(Records contained in a dataset)
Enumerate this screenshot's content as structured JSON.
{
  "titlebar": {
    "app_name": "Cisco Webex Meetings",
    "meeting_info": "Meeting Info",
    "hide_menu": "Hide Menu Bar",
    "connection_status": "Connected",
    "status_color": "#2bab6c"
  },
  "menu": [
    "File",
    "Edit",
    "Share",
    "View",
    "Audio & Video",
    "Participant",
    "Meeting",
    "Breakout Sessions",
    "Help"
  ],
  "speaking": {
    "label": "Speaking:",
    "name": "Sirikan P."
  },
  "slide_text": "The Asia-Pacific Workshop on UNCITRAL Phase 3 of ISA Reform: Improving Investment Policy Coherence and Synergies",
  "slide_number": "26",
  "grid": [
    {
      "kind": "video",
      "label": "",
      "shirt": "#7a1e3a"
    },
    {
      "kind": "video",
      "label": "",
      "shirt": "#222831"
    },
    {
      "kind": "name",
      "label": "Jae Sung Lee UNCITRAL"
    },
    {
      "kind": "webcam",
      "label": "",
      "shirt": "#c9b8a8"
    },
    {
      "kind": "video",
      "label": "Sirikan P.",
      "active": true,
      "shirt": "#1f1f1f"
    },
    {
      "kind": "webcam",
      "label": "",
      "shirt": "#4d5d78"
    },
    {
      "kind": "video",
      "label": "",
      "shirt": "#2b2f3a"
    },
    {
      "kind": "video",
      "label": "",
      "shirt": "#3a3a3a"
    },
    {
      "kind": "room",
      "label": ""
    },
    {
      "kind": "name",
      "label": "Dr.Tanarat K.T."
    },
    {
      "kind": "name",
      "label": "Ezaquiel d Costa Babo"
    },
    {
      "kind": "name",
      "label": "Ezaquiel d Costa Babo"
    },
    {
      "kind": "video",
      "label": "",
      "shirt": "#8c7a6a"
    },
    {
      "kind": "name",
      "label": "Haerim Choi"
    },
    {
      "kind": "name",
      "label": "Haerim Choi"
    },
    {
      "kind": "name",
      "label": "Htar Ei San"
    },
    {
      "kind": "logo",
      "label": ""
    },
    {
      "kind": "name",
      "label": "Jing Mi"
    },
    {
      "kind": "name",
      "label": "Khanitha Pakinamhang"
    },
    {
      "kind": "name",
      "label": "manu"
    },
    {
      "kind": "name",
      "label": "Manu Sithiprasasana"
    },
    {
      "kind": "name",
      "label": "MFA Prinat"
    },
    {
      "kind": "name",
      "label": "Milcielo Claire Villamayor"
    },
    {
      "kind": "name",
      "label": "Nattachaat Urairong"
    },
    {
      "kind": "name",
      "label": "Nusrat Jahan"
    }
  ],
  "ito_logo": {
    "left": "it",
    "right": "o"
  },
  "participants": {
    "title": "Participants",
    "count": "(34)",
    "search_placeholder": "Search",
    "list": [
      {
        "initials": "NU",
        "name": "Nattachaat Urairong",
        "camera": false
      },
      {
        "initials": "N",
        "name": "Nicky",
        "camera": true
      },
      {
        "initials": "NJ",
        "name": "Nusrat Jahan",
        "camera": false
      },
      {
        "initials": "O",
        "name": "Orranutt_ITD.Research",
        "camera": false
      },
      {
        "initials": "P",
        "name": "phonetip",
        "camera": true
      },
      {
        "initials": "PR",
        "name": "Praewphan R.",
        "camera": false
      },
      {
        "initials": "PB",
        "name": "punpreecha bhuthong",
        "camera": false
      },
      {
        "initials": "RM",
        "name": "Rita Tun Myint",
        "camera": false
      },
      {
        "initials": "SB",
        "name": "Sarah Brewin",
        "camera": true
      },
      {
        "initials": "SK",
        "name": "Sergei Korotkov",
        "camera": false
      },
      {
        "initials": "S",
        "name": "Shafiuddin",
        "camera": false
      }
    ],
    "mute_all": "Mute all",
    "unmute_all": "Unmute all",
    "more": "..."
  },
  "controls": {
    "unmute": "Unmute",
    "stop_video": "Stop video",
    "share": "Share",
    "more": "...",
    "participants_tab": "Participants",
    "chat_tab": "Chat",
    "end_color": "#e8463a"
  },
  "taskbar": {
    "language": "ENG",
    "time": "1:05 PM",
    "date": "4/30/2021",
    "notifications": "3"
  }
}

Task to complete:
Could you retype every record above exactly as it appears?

Answer box:
Enumerate this screenshot's content as structured JSON.
{
  "titlebar": {
    "app_name": "Cisco Webex Meetings",
    "meeting_info": "Meeting Info",
    "hide_menu": "Hide Menu Bar",
    "connection_status": "Connected",
    "status_color": "#2bab6c"
  },
  "menu": [
    "File",
    "Edit",
    "Share",
    "View",
    "Audio & Video",
    "Participant",
    "Meeting",
    "Breakout Sessions",
    "Help"
  ],
  "speaking": {
    "label": "Speaking:",
    "name": "Sirikan P."
  },
  "slide_text": "The Asia-Pacific Workshop on UNCITRAL Phase 3 of ISA Reform: Improving Investment Policy Coherence and Synergies",
  "slide_number": "26",
  "grid": [
    {
      "kind": "video",
      "label": "",
      "shirt": "#7a1e3a"
    },
    {
      "kind": "video",
      "label": "",
      "shirt": "#222831"
    },
    {
      "kind": "name",
      "label": "Jae Sung Lee UNCITRAL"
    },
    {
      "kind": "webcam",
      "label": "",
      "shirt": "#c9b8a8"
    },
    {
      "kind": "video",
      "label": "Sirikan P.",
      "active": true,
      "shirt": "#1f1f1f"
    },
    {
      "kind": "webcam",
      "label": "",
      "shirt": "#4d5d78"
    },
    {
      "kind": "video",
      "label": "",
      "shirt": "#2b2f3a"
    },
    {
      "kind": "video",
      "label": "",
      "shirt": "#3a3a3a"
    },
    {
      "kind": "room",
      "label": ""
    },
    {
      "kind": "name",
      "label": "Dr.Tanarat K.T."
    },
    {
      "kind": "name",
      "label": "Ezaquiel d Costa Babo"
    },
    {
      "kind": "name",
      "label": "Ezaquiel d Costa Babo"
    },
    {
      "kind": "video",
      "label": "",
      "shirt": "#8c7a6a"
    },
    {
      "kind": "name",
      "label": "Haerim Choi"
    },
    {
      "kind": "name",
      "label": "Haerim Choi"
    },
    {
      "kind": "name",
      "label": "Htar Ei San"
    },
    {
      "kind": "logo",
      "label": ""
    },
    {
      "kind": "name",
      "label": "Jing Mi"
    },
    {
      "kind": "name",
      "label": "Khanitha Pakinamhang"
    },
    {
      "kind": "name",
      "label": "manu"
    },
    {
      "kind": "name",
      "label": "Manu Sithiprasasana"
    },
    {
      "kind": "name",
      "label": "MFA Prinat"
    },
    {
      "kind": "name",
      "label": "Milcielo Claire Villamayor"
    },
    {
      "kind": "name",
      "label": "Nattachaat Urairong"
    },
    {
      "kind": "name",
      "label": "Nusrat Jahan"
    }
  ],
  "ito_logo": {
    "left": "it",
    "right": "o"
  },
  "participants": {
    "title": "Participants",
    "count": "(34)",
    "search_placeholder": "Search",
    "list": [
      {
        "initials": "NU",
        "name": "Nattachaat Urairong",
        "camera": false
      },
      {
        "initials": "N",
        "name": "Nicky",
        "camera": true
      },
      {
        "initials": "NJ",
        "name": "Nusrat Jahan",
        "camera": false
      },
      {
        "initials": "O",
        "name": "Orranutt_ITD.Research",
        "camera": false
      },
      {
        "initials": "P",
        "name": "phonetip",
        "camera": true
      },
      {
        "initials": "PR",
        "name": "Praewphan R.",
        "camera": false
      },
      {
        "initials": "PB",
        "name": "punpreecha bhuthong",
        "camera": false
      },
      {
        "initials": "RM",
        "name": "Rita Tun Myint",
        "camera": false
      },
      {
        "initials": "SB",
        "name": "Sarah Brewin",
        "camera": true
      },
      {
        "initials": "SK",
        "name": "Sergei Korotkov",
        "camera": false
      },
      {
        "initials": "S",
        "name": "Shafiuddin",
        "camera": false
      }
    ],
    "mute_all": "Mute all",
    "unmute_all": "Unmute all",
    "more": "..."
  },
  "controls": {
    "unmute": "Unmute",
    "stop_video": "Stop video",
    "share": "Share",
    "more": "...",
    "participants_tab": "Participants",
    "chat_tab": "Chat",
    "end_color": "#e8463a"
  },
  "taskbar": {
    "language": "ENG",
    "time": "1:05 PM",
    "date": "4/30/2021",
    "notifications": "3"
  }
}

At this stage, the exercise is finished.